— Brant Johnston (@brantjohnston) July 14, 2021
The ship is designed to collect data on missile launches, both by the PLA and foreign forces. It is equipped with massive equipment recovery cranes to fish launched missiles out of the water for analysis.
The ship is also outfitted with between two to four large domes mounted on top of the superstructure, which each protect “a telemetry dish, high-speed camera, or radar dish from saltwater,” Popular Mechanics explained.
They might not look deadly, but the information they gather could give China advantages that make them as dangerous as any weapon afloat.
Rory Medcalf, the head of the Australian National University’s National Security College, told The Australian that the ship was gathering intelligence on the capabilities of Australia and its partners, and how they operated together.
“It signifies how seriously China takes the combined capabilities of the US and its allies,” Medcalf explained, according to The Australian. “They want to develop signatures they can match to real world contingencies.”

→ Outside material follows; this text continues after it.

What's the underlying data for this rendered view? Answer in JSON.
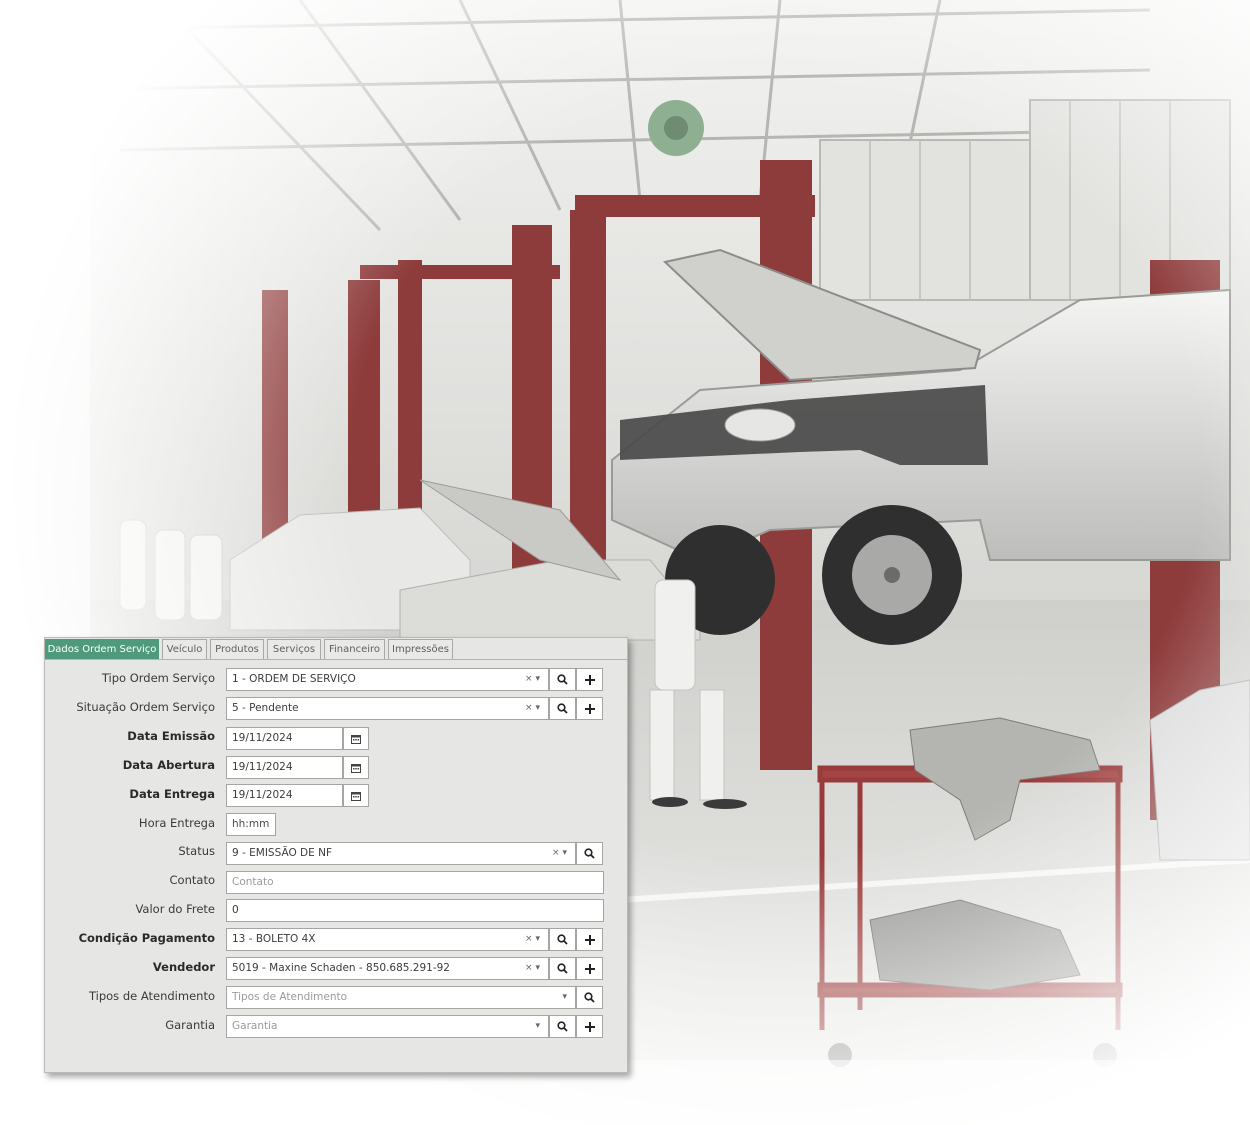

“They are probably also very interested to see operating procedures, and how effectively we work together,” he noted, adding that this is a reminder that “China’s naval reach can quite easily extend to Australia now, and we can’t hide from the region.”
It’s all very futuristic — and the future of a highly advanced intelligence Cold War is most certainly here now.
Australia‘s Prime Minister Scott Morrison told a local radio station that he is “wary” of the move, although he clarified the ship was “in an area where they are allowed to be, and we know they are there and we are keeping a close eye on it.”
“They’re allowed to be there and the law says they can be there – the Law of the Sea – just like the law says we can be up in the South China Sea,” he said, alluding to long-running tensions between the West and Beijing over the region.
Ironically, by sending the spy ship just outside Australian waters, China is doing exactly what it usually loudly objects to when it feels a foreign vessel encroaching on waters it claims as its own, and the South China Sea has been rife with such tensions as of late between Beijing and the U.S. and its allied forces such as Australia and Japan.
“And so we would just simply say that we think the same tolerances and the same appreciation of those international laws should apply,” Morrison added.
Dutton echoed these words as well, saying that, “Australia respects the right of all states to exercise freedom of navigation and overflight in international waters and airspace, just as we expect others to respect our right to do the same.”
“We need to push back against the threats to our country, whether it is now or over the course of the next decade or two,” he also said. “We need to be realistic about what is happening within our own region and … our alliances will continue to deepen because our partners recognise that threat as well.”
There is absolutely no denying that the Chinese military, despite its formidable number of troops, has resources that pale in comparison to that of the United States and by proxy, anyone the United States is obligated to defend.
China’s rulers are playing dirty, and they don’t care who knows it. But do not mistake their relative weakness to our armed forces to mean that they pose a diminished threat to our nation and the free world at large — far from it.
As they weave a web of influence, intelligence, and intellectual theft through the West, their Belt and Road Initiative gives the PRC a means of establishing their military in new, strategic ports and harbors in the impoverished and unstable nations they entrap with infrastructure investments and impossible-to-repay loans.
The People’s Republic of China is ruthless, wicked, and determined to destroy anything that stands in the way of its quest for global dominance, by any means necessary, to whatever extent the global community allows.
This article appeared originally on The Western Journal.